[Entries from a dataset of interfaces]
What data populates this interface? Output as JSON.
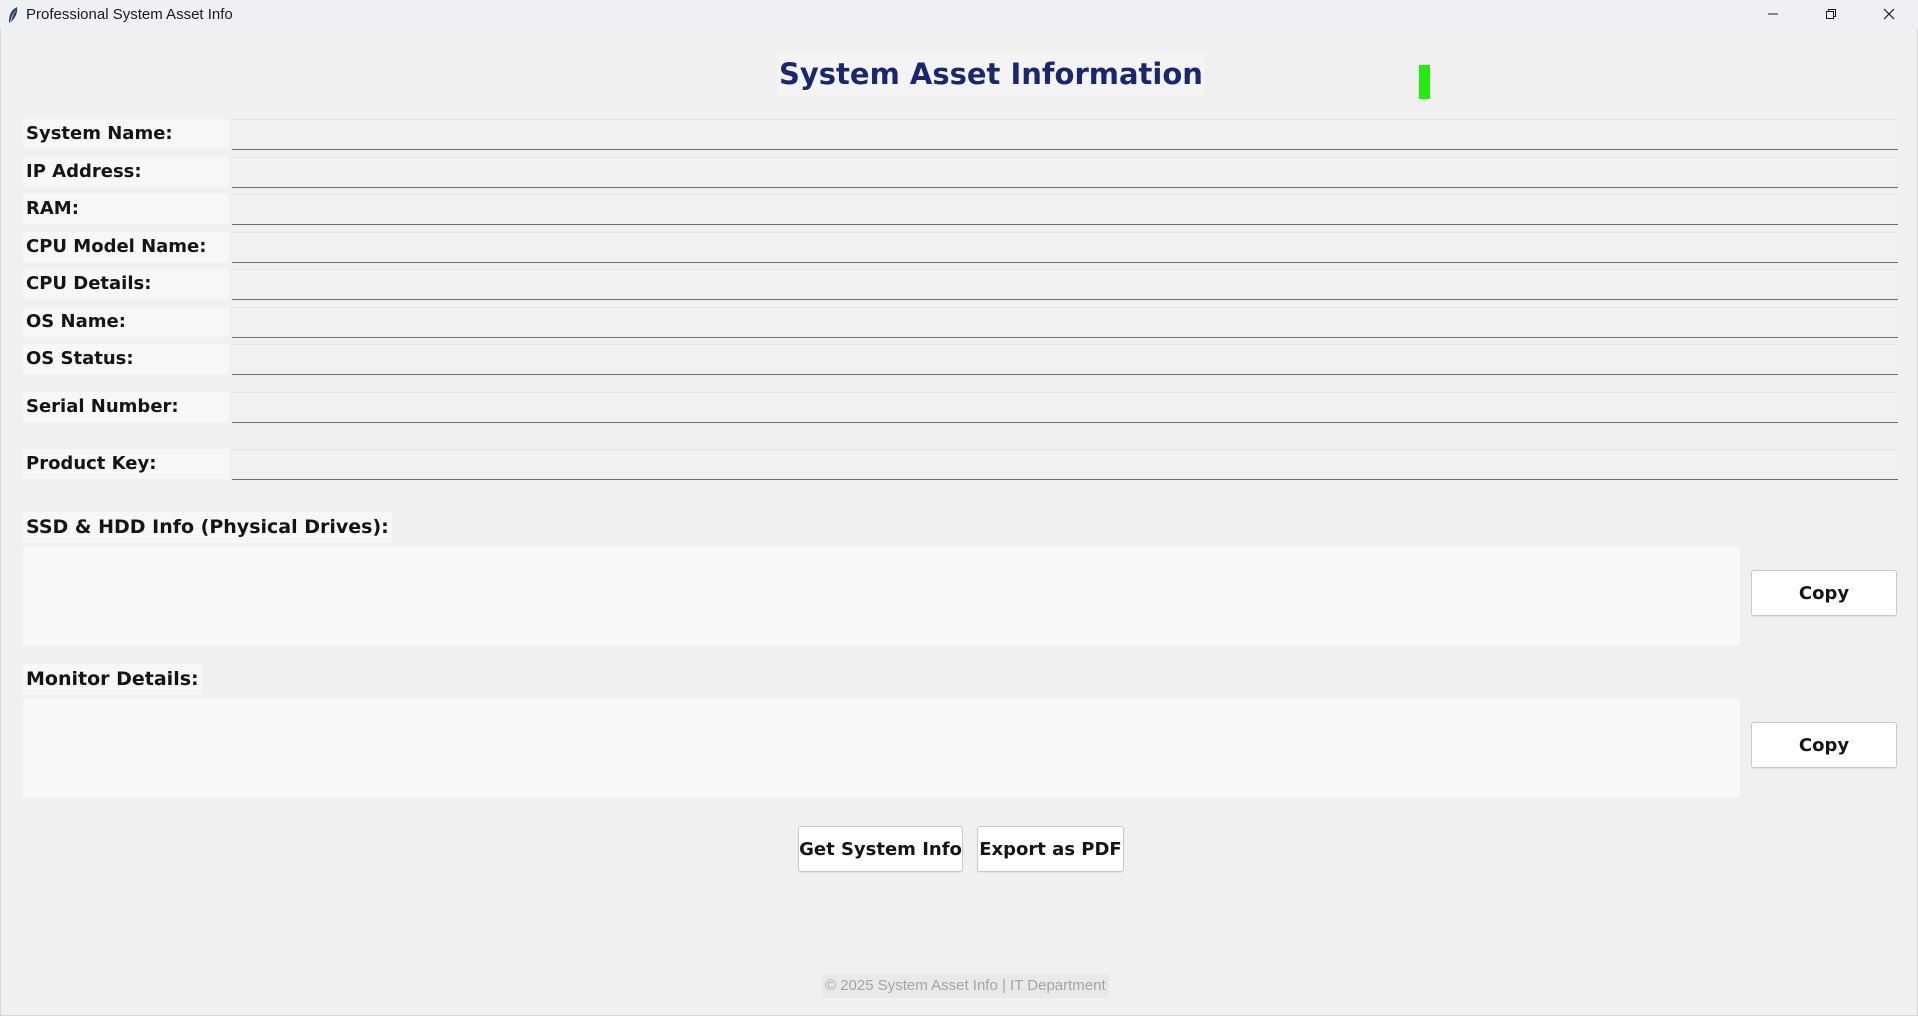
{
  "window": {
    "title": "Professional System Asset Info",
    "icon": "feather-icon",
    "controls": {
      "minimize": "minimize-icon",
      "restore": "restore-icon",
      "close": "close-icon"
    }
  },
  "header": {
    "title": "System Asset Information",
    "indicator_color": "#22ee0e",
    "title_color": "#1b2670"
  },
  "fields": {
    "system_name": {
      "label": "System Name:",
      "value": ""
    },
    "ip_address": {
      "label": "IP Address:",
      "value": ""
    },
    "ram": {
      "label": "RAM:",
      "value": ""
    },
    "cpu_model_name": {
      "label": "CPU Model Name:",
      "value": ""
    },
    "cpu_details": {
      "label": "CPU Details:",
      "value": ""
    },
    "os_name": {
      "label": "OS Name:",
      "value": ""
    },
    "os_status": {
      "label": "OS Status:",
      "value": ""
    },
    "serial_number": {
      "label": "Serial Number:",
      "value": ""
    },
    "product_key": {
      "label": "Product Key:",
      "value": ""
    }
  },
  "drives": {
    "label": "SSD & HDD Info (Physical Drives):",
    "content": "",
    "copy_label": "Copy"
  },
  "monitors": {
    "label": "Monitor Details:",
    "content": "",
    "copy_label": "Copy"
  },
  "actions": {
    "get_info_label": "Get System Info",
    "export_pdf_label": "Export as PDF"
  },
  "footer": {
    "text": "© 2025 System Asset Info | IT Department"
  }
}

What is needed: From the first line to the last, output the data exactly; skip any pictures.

Exercise output:
What data populates this interface? Output as JSON.
{
  "window": {
    "title": "Professional System Asset Info",
    "icon": "feather-icon",
    "controls": {
      "minimize": "minimize-icon",
      "restore": "restore-icon",
      "close": "close-icon"
    }
  },
  "header": {
    "title": "System Asset Information",
    "indicator_color": "#22ee0e",
    "title_color": "#1b2670"
  },
  "fields": {
    "system_name": {
      "label": "System Name:",
      "value": ""
    },
    "ip_address": {
      "label": "IP Address:",
      "value": ""
    },
    "ram": {
      "label": "RAM:",
      "value": ""
    },
    "cpu_model_name": {
      "label": "CPU Model Name:",
      "value": ""
    },
    "cpu_details": {
      "label": "CPU Details:",
      "value": ""
    },
    "os_name": {
      "label": "OS Name:",
      "value": ""
    },
    "os_status": {
      "label": "OS Status:",
      "value": ""
    },
    "serial_number": {
      "label": "Serial Number:",
      "value": ""
    },
    "product_key": {
      "label": "Product Key:",
      "value": ""
    }
  },
  "drives": {
    "label": "SSD & HDD Info (Physical Drives):",
    "content": "",
    "copy_label": "Copy"
  },
  "monitors": {
    "label": "Monitor Details:",
    "content": "",
    "copy_label": "Copy"
  },
  "actions": {
    "get_info_label": "Get System Info",
    "export_pdf_label": "Export as PDF"
  },
  "footer": {
    "text": "© 2025 System Asset Info | IT Department"
  }
}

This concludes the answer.